KeySmart

I recently moved into a new flat, and so I got a new set of keys to get into the building. This time, both of them are the flat key type rather than the mixture of types I had previously. This gave me an idea.

In the past, I’ve seen people on EDC websites use all sorts of key organisers, and I thought I’d give it a go. There are a lot out there – so I’d recommend having a good look around, but I decided that the KeySmart would be a safe choice for me. I only have two keys and I am not too worried about having anything super hard-wearing like titanium.

With the KeySmart you get two scales, a number of washers (depending on which model you get), a loop for attaching to other keys, and screws to hold it all together.

I’ve only had it set up like this for a few weeks now, so I haven’t found out if there are any other issues (for example, I never want it to come apart and lose my keys). But in the time I’ve had it, I have been very happy.

KeySmart

I’m not in a rush, but I have been tempted to get some keys with a black finish cut especially for this.

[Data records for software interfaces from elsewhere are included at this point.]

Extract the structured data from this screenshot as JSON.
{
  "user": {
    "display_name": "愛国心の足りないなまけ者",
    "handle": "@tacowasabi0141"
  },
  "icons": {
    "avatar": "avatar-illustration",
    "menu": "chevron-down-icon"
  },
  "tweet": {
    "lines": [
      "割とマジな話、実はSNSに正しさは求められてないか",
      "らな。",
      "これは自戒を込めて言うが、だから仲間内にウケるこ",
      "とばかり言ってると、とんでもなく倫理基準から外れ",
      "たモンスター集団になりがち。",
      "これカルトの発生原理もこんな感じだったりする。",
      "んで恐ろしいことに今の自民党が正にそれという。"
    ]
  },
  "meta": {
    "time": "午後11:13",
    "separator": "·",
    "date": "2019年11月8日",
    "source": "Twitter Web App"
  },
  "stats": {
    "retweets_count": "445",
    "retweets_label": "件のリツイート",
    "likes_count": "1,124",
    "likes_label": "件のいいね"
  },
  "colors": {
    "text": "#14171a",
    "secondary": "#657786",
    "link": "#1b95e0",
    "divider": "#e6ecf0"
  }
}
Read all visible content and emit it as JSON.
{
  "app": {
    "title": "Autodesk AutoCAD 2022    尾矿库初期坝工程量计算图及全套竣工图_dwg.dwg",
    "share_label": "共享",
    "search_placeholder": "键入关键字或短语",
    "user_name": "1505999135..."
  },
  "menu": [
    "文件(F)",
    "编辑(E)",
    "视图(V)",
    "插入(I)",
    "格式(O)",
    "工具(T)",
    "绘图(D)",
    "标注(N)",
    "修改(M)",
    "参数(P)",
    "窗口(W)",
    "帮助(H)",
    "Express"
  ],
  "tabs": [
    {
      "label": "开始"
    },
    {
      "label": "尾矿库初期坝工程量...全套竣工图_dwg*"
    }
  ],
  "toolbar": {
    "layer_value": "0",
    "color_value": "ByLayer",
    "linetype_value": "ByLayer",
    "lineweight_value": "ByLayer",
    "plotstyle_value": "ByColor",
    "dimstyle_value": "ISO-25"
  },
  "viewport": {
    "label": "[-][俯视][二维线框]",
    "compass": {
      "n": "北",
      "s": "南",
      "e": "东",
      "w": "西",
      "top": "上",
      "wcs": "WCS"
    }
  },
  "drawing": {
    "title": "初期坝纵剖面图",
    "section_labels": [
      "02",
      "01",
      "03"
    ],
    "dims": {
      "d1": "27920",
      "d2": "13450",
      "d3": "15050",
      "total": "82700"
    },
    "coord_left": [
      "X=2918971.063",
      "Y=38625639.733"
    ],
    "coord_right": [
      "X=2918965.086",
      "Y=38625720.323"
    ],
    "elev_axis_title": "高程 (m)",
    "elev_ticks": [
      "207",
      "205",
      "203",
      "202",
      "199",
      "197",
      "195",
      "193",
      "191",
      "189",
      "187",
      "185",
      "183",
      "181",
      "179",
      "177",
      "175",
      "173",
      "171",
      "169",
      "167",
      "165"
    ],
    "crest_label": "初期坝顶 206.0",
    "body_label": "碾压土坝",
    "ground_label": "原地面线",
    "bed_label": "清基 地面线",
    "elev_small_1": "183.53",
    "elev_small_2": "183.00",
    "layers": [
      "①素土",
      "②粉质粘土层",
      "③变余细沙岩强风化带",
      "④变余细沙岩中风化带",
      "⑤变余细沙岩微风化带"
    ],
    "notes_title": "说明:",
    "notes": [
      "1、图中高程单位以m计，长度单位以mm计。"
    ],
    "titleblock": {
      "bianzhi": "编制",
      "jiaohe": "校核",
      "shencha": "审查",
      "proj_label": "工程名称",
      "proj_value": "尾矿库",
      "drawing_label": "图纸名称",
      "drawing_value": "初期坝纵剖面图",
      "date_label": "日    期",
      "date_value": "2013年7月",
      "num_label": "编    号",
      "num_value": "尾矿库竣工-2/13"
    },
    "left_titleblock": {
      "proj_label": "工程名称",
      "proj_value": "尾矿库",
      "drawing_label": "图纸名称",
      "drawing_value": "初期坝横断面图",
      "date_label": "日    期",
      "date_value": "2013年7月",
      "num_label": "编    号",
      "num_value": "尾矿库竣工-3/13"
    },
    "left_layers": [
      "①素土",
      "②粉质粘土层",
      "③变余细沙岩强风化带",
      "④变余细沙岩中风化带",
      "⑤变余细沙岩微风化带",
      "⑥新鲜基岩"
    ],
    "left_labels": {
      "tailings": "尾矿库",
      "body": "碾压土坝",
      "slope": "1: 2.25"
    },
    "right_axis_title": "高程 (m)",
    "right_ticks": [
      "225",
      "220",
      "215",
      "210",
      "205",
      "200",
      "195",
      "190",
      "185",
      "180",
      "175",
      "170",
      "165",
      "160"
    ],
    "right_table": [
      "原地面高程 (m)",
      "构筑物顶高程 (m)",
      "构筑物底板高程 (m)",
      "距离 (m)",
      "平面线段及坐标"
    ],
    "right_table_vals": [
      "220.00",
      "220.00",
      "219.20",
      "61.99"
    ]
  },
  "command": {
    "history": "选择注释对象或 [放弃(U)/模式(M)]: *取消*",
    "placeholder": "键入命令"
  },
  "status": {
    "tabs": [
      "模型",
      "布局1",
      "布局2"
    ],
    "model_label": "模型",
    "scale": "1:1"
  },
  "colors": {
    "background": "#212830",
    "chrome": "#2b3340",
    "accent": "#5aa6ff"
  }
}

Think that would look good?

Pros

  • Way cooler than normal keys, obviously
  • Great for avoiding the jingle when running
  • Super slim profile and feels good in the hand

Cons

  • The Utili-Key I used to keep with me doesn’t really work
  • Lack of jingle means I have to really check I have my keys on me
  • Not as speedy for one handed use, but ok

Productivity Music

When listening to an episode of Cortex on Relay.fm, Myke Hurley and CGP Grey talked about how they use music to get in the zone for productivity. It really resonated with me as I’ve done the same thing for many years, and one of my albums of choice was actually mentioned by Grey.

Get into the zone, work harder, associate similar tasks with the music.

There are two main benefits of doing this: one is to distract the part of the brain which is looking for distractions, and the other is to provide a familiar experience and link it with the act of getting things done.

All Day

All Day is name of the epic 2010 mashup album from Girl Talk which is needs to be experienced in order to be understood. Essentially, it’s a huge number of small snippets from loads of pieces of popular music, all smashed together in one cohesive mashup mega mix spectacular, but you’d have to listen to it to see what I mean.

Girl Talk

I use All Day and Girl Talk’s other albums (all available for free) to get myself into the zone for being productive when writing, scripting and power coding, especially when I want to feel pumped up and full of energy.

The only word of warning is that it may be a bit too distracting if you’re not familiar with the album, as you may end up trying to work out where the samples are coming from rather than concentrating on your work. I’ve been listening to this album since it came out, so a lot of the lyrics are just noise to me now.

Not only was this album mentioned on Cortext, it was also discussed on Inquisitive.

Music to Code By

Music to Code By is not an album of music. It is a productivity tool. It will help you focus intently on any task.

Developed by Carl Franklin (of .NET Rocks! fame) specifically for software developers, Music to Code By (MTCB) has been crafted to provide an easy way for the listener to get into the Flow.

Carl Franklin

The melodic loops are around 50 to 80 BPM and 25 minutes long, which is perfect for me to use as a timer without actually watching the clock. After the track finishes, I get up and go for a short walk before putting on the next track. I use this all the time, especially when I want to calmly read specifications, work through tasks, design software architecture and focus on complex problems.

MTCB isn’t free, but you can get samples from Carl’s website and order from there. I currently only have the first three tracks, but another compilation will be released soon. My favourite track is Blue.

Waking Up with Light

I like to keep a pretty fixed schedule for my days so that I can be as productive as possible. In the winter I find it especially hard to get up in the dark mornings, and traditionally I have just forced myself to wake up using alarms.

For the last 3 months I have been using a Philips Wake-Up Light Alarm Clock to help me wake get out of bed with a more positive attitude.

Philips Wake-Up Light Alarm Clock

I used to have an alarm on my phone set for 06:30 every day, but now I have the light alarm set for 06:00. It actually turns on at 05:30 and gradually brightens over half an hour. I usually wake up before the light reaches its full luminosity, and I’m fully awake and ready to go before 06:30 without feeling like I have been rudely awoken.

Unfortunately I had to make a modification to the alarm to get it to work the way I actually wanted. Because I got the least expensive version, it didn’t include any options for changing the alarm sound. I don’t understand why this alarm has such an annoying, loud, high pitched beep for something which is meant to wake you more naturally.

Why did Philips add an annoying beep to an alarm that is meant to wake you naturally? Totally bizarre.

Anyway, using my Leatherman I cut open the alarm and removed the offending speaker. Now the light comes on in the morning and automatically stays on for two hours before switching itself off. No interaction required. (And yes, I could have done a better job at opening it up, but I can’t stress how annoying the beep is…)

I’m really pleased with it now, though there is definitely room for improvement. Philips do make a number of other models in the range, however a lot of them include features like radio that I don’t care for. I’ll certainly be looking at using this method to wake from now on – especially in the winter months.